▸ **RECORDS SUPPLIED**:
+ + + + +
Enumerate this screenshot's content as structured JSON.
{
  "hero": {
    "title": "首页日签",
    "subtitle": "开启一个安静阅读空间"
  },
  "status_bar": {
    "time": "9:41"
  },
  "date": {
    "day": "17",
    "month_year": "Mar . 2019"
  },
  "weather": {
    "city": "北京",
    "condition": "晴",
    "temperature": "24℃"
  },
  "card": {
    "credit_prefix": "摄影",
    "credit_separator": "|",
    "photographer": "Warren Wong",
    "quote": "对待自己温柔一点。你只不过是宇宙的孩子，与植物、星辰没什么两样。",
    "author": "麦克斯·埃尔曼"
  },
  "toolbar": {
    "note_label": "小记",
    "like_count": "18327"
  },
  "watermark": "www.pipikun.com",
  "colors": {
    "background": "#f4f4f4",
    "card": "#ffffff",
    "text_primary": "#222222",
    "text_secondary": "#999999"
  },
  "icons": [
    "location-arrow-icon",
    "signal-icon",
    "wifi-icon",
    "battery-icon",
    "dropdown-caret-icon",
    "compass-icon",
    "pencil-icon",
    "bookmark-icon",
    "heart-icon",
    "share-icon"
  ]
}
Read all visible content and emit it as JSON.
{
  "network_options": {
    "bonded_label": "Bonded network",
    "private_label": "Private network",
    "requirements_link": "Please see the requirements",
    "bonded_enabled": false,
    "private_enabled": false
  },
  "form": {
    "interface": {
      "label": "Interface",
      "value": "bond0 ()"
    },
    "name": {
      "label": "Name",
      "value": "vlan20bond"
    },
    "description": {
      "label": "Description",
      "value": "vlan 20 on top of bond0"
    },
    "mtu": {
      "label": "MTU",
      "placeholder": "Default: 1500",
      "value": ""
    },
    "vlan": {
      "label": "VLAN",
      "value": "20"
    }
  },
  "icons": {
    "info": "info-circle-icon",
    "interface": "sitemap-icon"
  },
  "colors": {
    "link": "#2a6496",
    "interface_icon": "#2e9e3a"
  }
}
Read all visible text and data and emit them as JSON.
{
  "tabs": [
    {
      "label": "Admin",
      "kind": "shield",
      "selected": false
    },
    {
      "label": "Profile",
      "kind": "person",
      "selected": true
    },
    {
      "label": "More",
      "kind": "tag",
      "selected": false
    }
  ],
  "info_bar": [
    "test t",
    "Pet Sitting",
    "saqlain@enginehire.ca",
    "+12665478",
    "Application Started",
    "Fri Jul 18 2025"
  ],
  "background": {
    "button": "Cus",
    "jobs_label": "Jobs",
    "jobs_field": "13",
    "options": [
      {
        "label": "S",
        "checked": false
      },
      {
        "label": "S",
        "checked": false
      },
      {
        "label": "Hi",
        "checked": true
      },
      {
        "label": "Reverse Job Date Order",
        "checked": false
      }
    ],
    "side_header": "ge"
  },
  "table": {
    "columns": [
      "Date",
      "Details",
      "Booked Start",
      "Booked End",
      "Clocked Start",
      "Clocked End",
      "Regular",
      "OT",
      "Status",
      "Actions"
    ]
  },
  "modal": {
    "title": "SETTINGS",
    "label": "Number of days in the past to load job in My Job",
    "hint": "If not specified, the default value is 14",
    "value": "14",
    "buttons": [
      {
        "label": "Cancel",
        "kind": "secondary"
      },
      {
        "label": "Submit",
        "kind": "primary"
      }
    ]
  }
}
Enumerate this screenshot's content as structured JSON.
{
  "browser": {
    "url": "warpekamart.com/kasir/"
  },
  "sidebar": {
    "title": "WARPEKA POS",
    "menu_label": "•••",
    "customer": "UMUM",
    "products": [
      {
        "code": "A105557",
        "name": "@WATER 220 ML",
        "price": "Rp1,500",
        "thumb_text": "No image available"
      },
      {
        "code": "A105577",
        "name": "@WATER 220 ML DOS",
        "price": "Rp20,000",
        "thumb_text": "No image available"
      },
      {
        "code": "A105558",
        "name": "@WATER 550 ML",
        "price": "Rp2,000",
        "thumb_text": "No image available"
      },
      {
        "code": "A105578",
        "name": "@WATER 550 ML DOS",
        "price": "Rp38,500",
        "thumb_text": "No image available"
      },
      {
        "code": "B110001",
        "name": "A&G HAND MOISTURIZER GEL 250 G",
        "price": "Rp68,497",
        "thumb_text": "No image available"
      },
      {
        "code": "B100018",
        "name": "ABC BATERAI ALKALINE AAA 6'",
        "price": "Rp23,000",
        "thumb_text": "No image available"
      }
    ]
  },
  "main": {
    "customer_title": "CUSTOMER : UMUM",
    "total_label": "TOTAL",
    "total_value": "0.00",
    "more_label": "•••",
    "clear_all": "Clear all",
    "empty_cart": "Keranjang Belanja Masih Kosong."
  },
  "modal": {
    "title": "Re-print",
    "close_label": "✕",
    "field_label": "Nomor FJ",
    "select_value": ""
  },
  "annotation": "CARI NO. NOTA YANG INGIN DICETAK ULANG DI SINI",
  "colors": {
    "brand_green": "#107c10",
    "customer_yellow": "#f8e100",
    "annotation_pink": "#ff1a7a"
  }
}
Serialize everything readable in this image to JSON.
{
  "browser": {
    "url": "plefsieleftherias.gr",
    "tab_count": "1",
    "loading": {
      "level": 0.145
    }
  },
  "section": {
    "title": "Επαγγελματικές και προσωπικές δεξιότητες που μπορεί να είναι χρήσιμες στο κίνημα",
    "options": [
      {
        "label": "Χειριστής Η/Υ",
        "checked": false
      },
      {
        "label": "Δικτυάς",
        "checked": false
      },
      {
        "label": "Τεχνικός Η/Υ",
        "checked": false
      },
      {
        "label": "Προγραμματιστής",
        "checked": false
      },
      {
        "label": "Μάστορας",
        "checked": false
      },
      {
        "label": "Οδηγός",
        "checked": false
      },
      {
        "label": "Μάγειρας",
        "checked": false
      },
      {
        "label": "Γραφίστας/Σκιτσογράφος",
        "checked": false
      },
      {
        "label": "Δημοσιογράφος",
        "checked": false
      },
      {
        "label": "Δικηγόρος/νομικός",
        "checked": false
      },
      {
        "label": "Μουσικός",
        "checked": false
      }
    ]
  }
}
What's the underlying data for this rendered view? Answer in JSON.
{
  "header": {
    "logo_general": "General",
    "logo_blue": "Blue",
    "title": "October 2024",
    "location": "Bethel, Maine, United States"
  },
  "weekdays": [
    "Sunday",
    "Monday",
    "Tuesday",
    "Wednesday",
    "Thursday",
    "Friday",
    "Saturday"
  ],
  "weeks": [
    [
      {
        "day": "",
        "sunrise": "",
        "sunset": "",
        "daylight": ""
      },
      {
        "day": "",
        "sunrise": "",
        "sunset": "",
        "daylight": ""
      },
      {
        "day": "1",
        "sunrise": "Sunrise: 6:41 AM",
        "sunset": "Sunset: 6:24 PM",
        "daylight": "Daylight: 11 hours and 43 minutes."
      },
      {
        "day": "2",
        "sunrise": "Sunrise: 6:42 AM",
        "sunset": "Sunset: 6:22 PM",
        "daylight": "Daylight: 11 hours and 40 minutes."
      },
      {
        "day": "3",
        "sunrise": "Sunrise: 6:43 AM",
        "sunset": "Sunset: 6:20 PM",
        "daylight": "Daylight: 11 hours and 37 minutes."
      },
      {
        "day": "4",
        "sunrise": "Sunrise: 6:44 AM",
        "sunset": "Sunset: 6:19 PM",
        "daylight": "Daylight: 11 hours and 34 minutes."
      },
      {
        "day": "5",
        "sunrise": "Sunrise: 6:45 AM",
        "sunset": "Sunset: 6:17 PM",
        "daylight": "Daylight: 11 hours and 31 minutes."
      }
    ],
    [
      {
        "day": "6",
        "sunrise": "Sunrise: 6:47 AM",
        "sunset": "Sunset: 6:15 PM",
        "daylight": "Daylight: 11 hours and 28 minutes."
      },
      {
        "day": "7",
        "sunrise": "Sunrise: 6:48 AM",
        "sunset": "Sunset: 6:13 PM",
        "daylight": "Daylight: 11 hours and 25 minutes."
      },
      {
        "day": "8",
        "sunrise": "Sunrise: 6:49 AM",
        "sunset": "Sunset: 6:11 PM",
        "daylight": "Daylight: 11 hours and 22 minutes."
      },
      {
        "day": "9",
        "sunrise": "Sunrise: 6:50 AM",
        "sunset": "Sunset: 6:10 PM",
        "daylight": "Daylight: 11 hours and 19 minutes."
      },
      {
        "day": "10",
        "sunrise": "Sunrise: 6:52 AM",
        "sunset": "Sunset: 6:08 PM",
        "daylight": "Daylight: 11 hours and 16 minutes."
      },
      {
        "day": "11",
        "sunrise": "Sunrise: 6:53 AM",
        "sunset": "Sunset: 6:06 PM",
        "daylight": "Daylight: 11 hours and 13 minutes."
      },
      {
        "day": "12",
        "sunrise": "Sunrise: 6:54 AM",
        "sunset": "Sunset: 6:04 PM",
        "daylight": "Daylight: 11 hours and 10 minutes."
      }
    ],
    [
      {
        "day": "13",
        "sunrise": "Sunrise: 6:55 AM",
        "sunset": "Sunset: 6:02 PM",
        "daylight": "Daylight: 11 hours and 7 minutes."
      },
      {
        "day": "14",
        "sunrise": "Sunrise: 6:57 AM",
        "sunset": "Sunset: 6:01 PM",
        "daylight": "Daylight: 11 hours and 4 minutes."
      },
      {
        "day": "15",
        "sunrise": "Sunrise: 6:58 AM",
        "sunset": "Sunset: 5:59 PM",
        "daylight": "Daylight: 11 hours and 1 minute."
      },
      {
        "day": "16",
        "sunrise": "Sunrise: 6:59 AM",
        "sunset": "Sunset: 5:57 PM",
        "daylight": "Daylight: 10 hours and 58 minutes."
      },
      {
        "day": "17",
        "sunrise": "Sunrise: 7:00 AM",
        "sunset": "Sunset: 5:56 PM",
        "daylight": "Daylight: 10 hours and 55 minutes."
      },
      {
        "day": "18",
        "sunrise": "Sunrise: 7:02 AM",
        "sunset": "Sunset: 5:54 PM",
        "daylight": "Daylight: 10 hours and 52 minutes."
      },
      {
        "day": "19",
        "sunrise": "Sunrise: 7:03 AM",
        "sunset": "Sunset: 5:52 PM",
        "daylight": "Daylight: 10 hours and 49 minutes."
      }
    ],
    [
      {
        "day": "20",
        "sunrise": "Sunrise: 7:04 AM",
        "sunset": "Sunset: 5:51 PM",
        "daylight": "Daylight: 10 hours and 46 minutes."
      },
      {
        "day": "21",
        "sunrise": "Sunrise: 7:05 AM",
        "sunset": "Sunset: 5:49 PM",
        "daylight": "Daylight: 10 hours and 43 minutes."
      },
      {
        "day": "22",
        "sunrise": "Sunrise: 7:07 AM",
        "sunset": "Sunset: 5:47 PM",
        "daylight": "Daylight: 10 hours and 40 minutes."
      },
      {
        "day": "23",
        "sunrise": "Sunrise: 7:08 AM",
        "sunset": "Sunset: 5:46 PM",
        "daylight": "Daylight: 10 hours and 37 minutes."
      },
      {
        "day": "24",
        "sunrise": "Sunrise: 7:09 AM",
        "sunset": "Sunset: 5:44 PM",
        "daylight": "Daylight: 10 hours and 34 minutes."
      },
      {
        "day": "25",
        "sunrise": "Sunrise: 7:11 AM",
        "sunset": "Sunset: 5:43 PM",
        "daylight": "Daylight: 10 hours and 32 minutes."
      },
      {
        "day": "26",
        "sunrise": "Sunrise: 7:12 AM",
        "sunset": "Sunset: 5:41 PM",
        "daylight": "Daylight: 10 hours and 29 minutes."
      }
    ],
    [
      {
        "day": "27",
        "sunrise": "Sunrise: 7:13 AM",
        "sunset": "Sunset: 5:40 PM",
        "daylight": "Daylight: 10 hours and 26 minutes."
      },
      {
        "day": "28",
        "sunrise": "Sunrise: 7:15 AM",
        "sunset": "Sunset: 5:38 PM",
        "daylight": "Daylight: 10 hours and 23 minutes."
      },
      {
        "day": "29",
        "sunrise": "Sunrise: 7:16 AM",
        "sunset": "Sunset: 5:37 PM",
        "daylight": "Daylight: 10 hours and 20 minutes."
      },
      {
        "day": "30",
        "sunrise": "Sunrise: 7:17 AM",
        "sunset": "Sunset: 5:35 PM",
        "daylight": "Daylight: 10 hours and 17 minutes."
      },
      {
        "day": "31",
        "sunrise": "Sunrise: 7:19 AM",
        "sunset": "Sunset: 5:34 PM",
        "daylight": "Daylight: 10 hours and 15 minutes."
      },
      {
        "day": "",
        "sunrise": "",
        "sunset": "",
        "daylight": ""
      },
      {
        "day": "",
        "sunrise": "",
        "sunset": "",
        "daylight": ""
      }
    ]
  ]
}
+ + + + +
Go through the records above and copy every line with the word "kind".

▸ **RESPONSE TO THE TASK**:
      "kind": "shield",
      "kind": "person",
      "kind": "tag",
        "kind": "secondary"
        "kind": "primary"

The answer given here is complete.